For the sauce: In a balance bowl (or other large bowl), whisk together egg yolk and mustard. Whisk until smooth, and the color of the mixture lighten lightly. While whisking energetically, add a little of the oil; drop by drop. Make sure the oil integrates in the mixture before adding more. When the mixture starts to thicken, increase the amount of oil. When about half the oil is integrated, whisk in the lemon juice, and continue with the rest of the oil. If the oil starts coating the surface of the mixture, rather then blending into it, immediately stop adding oil, and keep whisking. (If the sauce still does not go together, try adding a tablespoon of hot water and whisk some more. If this still does not help, try starting from bottom with one egg yolk and mix the broken sauce little by little into it – careful this time!)
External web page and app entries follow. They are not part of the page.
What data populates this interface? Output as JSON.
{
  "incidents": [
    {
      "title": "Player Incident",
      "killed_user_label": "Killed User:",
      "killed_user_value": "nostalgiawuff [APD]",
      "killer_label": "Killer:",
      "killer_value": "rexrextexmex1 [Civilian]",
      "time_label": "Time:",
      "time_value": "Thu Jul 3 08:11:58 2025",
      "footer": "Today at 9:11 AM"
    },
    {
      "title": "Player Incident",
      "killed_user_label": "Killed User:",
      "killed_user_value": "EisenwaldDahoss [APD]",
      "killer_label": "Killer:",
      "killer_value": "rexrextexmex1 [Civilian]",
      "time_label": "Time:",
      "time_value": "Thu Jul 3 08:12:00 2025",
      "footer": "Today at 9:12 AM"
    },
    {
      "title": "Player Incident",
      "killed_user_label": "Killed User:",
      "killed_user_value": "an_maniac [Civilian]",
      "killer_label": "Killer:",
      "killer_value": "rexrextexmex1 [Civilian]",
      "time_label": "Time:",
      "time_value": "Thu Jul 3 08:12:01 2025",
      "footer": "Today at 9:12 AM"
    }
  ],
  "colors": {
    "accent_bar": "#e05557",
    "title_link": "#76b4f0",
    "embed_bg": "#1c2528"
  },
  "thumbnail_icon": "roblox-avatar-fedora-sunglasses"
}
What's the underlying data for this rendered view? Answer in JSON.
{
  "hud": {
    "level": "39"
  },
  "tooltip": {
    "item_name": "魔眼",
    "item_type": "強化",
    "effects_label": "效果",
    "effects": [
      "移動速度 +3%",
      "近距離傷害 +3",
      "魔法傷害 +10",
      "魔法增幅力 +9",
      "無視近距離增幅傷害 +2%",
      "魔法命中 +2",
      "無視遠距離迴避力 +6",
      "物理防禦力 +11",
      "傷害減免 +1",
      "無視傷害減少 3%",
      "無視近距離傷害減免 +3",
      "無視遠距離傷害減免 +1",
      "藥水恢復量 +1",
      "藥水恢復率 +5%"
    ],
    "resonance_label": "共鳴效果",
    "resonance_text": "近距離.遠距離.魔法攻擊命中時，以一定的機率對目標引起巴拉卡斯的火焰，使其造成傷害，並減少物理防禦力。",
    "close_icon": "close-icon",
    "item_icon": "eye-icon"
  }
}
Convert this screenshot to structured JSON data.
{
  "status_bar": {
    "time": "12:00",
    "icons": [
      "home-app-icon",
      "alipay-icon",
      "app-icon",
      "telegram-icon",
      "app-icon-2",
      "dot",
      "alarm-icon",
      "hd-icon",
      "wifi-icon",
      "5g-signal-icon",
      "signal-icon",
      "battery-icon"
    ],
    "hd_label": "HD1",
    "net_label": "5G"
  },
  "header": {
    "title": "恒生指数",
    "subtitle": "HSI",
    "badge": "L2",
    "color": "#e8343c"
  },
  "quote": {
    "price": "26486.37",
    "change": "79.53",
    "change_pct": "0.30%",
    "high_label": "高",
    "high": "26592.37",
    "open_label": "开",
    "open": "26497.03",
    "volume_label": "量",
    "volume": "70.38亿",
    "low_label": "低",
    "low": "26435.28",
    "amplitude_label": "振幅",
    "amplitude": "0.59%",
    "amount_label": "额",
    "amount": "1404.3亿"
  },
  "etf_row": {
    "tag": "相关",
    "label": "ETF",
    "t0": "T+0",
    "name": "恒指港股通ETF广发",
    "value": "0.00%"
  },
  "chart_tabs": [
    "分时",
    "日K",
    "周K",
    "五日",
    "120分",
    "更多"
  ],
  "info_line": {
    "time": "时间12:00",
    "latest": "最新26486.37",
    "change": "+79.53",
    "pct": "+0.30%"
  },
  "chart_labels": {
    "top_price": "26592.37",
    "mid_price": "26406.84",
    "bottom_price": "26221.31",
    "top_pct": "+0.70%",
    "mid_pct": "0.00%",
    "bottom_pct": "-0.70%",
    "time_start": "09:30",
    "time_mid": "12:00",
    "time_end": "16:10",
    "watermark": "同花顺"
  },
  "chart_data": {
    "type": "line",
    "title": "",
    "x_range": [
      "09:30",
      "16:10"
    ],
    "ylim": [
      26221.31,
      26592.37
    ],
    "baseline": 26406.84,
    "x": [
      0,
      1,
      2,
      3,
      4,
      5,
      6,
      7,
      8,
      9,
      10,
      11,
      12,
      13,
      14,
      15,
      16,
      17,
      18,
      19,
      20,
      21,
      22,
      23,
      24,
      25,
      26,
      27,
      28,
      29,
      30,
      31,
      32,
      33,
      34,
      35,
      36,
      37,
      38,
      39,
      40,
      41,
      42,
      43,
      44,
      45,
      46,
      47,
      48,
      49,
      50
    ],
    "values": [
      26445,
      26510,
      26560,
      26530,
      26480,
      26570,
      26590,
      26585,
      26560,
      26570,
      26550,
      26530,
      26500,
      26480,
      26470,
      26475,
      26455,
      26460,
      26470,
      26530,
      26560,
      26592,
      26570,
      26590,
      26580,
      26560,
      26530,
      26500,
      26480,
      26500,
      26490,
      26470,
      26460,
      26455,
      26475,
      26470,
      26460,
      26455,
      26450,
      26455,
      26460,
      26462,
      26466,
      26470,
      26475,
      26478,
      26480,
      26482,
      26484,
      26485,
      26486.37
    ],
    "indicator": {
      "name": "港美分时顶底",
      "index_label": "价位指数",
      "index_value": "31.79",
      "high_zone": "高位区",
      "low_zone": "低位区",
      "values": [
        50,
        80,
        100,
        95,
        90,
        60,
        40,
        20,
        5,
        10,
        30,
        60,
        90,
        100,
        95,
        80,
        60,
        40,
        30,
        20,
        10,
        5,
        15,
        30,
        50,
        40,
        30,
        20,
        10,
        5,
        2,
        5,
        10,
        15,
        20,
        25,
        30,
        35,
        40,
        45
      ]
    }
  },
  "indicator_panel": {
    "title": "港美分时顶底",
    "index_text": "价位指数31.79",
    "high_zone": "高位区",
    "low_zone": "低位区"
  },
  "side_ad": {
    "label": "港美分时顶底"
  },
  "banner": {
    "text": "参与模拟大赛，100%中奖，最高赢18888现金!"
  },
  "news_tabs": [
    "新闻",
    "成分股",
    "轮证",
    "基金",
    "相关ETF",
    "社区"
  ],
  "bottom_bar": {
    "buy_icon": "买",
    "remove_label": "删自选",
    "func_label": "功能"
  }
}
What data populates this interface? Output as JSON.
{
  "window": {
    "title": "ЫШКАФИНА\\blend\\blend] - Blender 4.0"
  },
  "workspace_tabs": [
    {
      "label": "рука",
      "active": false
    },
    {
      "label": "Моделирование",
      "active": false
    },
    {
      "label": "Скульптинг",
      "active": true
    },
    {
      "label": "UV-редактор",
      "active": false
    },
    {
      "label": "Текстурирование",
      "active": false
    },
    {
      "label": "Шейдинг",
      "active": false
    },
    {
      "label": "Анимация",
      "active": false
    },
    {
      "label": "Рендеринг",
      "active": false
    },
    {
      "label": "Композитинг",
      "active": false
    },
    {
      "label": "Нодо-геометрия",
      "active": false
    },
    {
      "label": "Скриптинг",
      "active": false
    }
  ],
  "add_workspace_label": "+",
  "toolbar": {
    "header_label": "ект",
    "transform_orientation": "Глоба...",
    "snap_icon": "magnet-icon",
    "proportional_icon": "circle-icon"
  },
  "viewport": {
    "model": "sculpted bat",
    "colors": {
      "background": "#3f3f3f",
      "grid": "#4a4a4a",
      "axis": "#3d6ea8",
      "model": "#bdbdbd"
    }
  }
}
For the artichoke: Place the artichokes in a large pot and fill with cold water. Remove the artichokes and place the pot over medium high heat. (In this way you get exactly as much water as possible into the pot, without having it pour over.) Add salt and baking powder and replace the artichokes. The baking powder neutralizes the ph level in the water; if it’s even slightly acidic, the vegetables will loose their fresh, green color. Place a small oven-proof dish – or lid, plate or the like – on top of the artichokes, so that they’re prevented from floating. Cover and boil for 25 to 30 minutes. The artichoke is finished when the leaf loosens when lifting the vegetable by the leaf. Strain and serve hot.